The political trouble is holding back Haiti from new business opportunities. The crisis in Port-au-Prince has contributed to the cancellation of a new port in the northern Haitian city of Fort Liberté. A report by the U.S. Government Accountability Office stated, “USAID officials recognize that there is a risk that no private company interested in operating the port would be willing to cover the entire remaining costs of construction, particularly given the political risks of operating in Haiti.”

Others in the Caribbean region have shown interest in Haiti. Mexican President Enrique Peña Nieto is scheduled to tour Haiti this coming September. At the Association of Caribbean States Summit in Mexico, he pledged to continue Mexico’s development of Port-au-Price’s shipping infrastructure and floated the possibility of discounted fuel for the Haitian government. Political stability along with normalized relations with the DR could go far in inviting similar foreign investment.

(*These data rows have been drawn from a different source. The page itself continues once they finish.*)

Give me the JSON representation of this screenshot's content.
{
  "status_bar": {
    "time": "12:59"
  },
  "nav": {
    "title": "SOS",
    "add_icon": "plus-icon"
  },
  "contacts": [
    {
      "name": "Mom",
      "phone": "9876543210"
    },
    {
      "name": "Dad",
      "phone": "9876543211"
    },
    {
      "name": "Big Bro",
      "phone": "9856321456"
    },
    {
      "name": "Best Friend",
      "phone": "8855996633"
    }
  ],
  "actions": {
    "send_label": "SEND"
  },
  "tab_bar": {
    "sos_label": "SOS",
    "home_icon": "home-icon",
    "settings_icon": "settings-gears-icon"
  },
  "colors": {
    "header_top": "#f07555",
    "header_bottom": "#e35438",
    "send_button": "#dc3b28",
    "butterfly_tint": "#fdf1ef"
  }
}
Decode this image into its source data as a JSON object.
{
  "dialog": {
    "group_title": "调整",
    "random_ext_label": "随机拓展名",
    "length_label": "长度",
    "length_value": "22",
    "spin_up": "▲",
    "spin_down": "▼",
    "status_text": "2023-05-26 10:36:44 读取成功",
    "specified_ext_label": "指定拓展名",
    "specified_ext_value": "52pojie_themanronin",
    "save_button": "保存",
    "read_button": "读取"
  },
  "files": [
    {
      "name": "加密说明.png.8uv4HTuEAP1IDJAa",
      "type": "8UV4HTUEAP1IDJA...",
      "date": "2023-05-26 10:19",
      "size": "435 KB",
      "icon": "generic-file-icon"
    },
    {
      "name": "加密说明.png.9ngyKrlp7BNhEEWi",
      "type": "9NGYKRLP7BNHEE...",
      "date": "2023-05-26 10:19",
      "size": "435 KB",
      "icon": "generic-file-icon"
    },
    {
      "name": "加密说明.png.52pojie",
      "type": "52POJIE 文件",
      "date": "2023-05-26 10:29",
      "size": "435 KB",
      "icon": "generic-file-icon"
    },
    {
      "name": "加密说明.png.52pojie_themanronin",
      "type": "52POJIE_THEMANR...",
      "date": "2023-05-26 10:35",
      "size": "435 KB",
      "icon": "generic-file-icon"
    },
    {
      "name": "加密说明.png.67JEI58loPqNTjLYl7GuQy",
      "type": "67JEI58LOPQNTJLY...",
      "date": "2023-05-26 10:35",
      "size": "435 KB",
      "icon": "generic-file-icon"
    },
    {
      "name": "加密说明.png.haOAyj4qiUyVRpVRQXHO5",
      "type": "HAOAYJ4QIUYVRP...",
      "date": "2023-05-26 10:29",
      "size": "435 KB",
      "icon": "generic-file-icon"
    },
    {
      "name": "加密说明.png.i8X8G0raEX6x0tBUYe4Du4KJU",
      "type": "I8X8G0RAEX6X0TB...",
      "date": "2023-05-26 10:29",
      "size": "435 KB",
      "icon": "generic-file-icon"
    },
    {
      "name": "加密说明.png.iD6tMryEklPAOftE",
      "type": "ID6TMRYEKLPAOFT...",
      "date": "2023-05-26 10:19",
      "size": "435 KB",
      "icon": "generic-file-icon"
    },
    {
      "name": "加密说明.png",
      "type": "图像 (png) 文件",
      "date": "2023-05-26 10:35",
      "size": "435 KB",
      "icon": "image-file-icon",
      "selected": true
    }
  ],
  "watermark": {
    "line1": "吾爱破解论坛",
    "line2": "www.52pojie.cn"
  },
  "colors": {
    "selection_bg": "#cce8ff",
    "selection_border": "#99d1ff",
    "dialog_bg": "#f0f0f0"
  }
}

Greater bilateral cooperation between the Ministries of Environment of both countries is also showing progress on sustainable use of the Artibonite River Basin. Within the Dominican government interagency cooperation is also trying to tackle the immigration issues. The Dominican Immigration Agency and Agribusiness Board have taken initiatives to legalize the status of migrant workers. Emerging environmental concerns also loom on the horizon.

If the Dominican government were to provide legal protection and better treatment for migrants, and if Haiti manages to hold a timely election, there would be more opportunities for mutual development on Hispaniola. In the meantime, the DR will still miss out from the benefits of CARICOM. Haiti will struggle with its democratic process and efforts to move forward from the devastation of the 2010 earthquake.

Categories: Economics, Latin America

About Author

Chris Solomon

Chris Solomon is a Middle East Analyst and works for a U.S. defense consultancy in the Washington DC Metro Area. He has presented at the University of Maryland’s School of Public Policy, on the U.S. strategy to combat ISIL. Chris’ writing has also appeared on NATO's Atlantic Treaty Association, Raddington Report, Small Wars Journal, and Syria Comment. He holds an MA in International Affairs from the University of Pittsburgh’s Graduate School of Public and International Affairs (GSPIA). You can follow Chris on Twitter @Solomon_Chris